> **Problem description**
Pick out every line in the data below that holds "conf".

[Data records for software interfaces]
····················

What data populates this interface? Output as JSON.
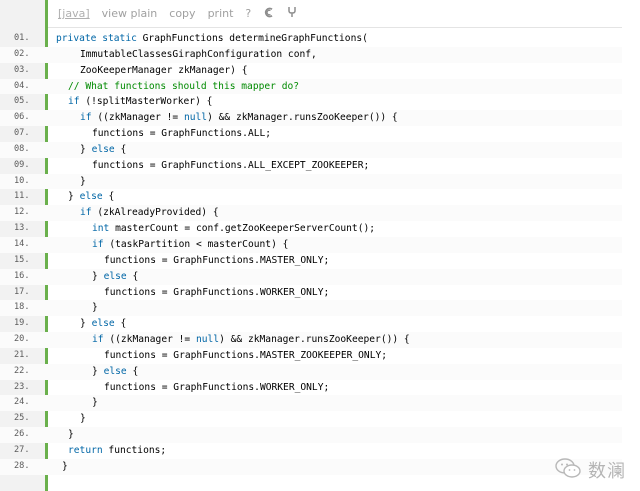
{
  "toolbar": {
    "lang": "[java]",
    "view_plain": "view plain",
    "copy": "copy",
    "print": "print",
    "help": "?"
  },
  "watermark": {
    "text": "数澜"
  },
  "lines": [
    {
      "num": "01.",
      "indent": 0,
      "tokens": [
        [
          "kw",
          "private"
        ],
        [
          "",
          ""
        ],
        [
          "kw",
          " static"
        ],
        [
          "",
          ""
        ],
        [
          "",
          " GraphFunctions determineGraphFunctions("
        ]
      ]
    },
    {
      "num": "02.",
      "indent": 4,
      "tokens": [
        [
          "",
          "ImmutableClassesGiraphConfiguration conf,"
        ]
      ]
    },
    {
      "num": "03.",
      "indent": 4,
      "tokens": [
        [
          "",
          "ZooKeeperManager zkManager) {"
        ]
      ]
    },
    {
      "num": "04.",
      "indent": 2,
      "tokens": [
        [
          "cmt",
          "// What functions should this mapper do?"
        ]
      ]
    },
    {
      "num": "05.",
      "indent": 2,
      "tokens": [
        [
          "kw",
          "if"
        ],
        [
          "",
          " (!splitMasterWorker) {"
        ]
      ]
    },
    {
      "num": "06.",
      "indent": 4,
      "tokens": [
        [
          "kw",
          "if"
        ],
        [
          "",
          " ((zkManager != "
        ],
        [
          "kw",
          "null"
        ],
        [
          "",
          ") && zkManager.runsZooKeeper()) {"
        ]
      ]
    },
    {
      "num": "07.",
      "indent": 6,
      "tokens": [
        [
          "",
          "functions = GraphFunctions.ALL;"
        ]
      ]
    },
    {
      "num": "08.",
      "indent": 4,
      "tokens": [
        [
          "",
          "} "
        ],
        [
          "kw",
          "else"
        ],
        [
          "",
          " {"
        ]
      ]
    },
    {
      "num": "09.",
      "indent": 6,
      "tokens": [
        [
          "",
          "functions = GraphFunctions.ALL_EXCEPT_ZOOKEEPER;"
        ]
      ]
    },
    {
      "num": "10.",
      "indent": 4,
      "tokens": [
        [
          "",
          "}"
        ]
      ]
    },
    {
      "num": "11.",
      "indent": 2,
      "tokens": [
        [
          "",
          "} "
        ],
        [
          "kw",
          "else"
        ],
        [
          "",
          " {"
        ]
      ]
    },
    {
      "num": "12.",
      "indent": 4,
      "tokens": [
        [
          "kw",
          "if"
        ],
        [
          "",
          " (zkAlreadyProvided) {"
        ]
      ]
    },
    {
      "num": "13.",
      "indent": 6,
      "tokens": [
        [
          "kw",
          "int"
        ],
        [
          "",
          " masterCount = conf.getZooKeeperServerCount();"
        ]
      ]
    },
    {
      "num": "14.",
      "indent": 6,
      "tokens": [
        [
          "kw",
          "if"
        ],
        [
          "",
          " (taskPartition < masterCount) {"
        ]
      ]
    },
    {
      "num": "15.",
      "indent": 8,
      "tokens": [
        [
          "",
          "functions = GraphFunctions.MASTER_ONLY;"
        ]
      ]
    },
    {
      "num": "16.",
      "indent": 6,
      "tokens": [
        [
          "",
          "} "
        ],
        [
          "kw",
          "else"
        ],
        [
          "",
          " {"
        ]
      ]
    },
    {
      "num": "17.",
      "indent": 8,
      "tokens": [
        [
          "",
          "functions = GraphFunctions.WORKER_ONLY;"
        ]
      ]
    },
    {
      "num": "18.",
      "indent": 6,
      "tokens": [
        [
          "",
          "}"
        ]
      ]
    },
    {
      "num": "19.",
      "indent": 4,
      "tokens": [
        [
          "",
          "} "
        ],
        [
          "kw",
          "else"
        ],
        [
          "",
          " {"
        ]
      ]
    },
    {
      "num": "20.",
      "indent": 6,
      "tokens": [
        [
          "kw",
          "if"
        ],
        [
          "",
          " ((zkManager != "
        ],
        [
          "kw",
          "null"
        ],
        [
          "",
          ") && zkManager.runsZooKeeper()) {"
        ]
      ]
    },
    {
      "num": "21.",
      "indent": 8,
      "tokens": [
        [
          "",
          "functions = GraphFunctions.MASTER_ZOOKEEPER_ONLY;"
        ]
      ]
    },
    {
      "num": "22.",
      "indent": 6,
      "tokens": [
        [
          "",
          "} "
        ],
        [
          "kw",
          "else"
        ],
        [
          "",
          " {"
        ]
      ]
    },
    {
      "num": "23.",
      "indent": 8,
      "tokens": [
        [
          "",
          "functions = GraphFunctions.WORKER_ONLY;"
        ]
      ]
    },
    {
      "num": "24.",
      "indent": 6,
      "tokens": [
        [
          "",
          "}"
        ]
      ]
    },
    {
      "num": "25.",
      "indent": 4,
      "tokens": [
        [
          "",
          "}"
        ]
      ]
    },
    {
      "num": "26.",
      "indent": 2,
      "tokens": [
        [
          "",
          "}"
        ]
      ]
    },
    {
      "num": "27.",
      "indent": 2,
      "tokens": [
        [
          "kw",
          "return"
        ],
        [
          "",
          " functions;"
        ]
      ]
    },
    {
      "num": "28.",
      "indent": 1,
      "tokens": [
        [
          "",
          "}"
        ]
      ]
    }
  ]
}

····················

> **Result for this exercise**
          "ImmutableClassesGiraphConfiguration conf,"
          " masterCount = conf.getZooKeeperServerCount();"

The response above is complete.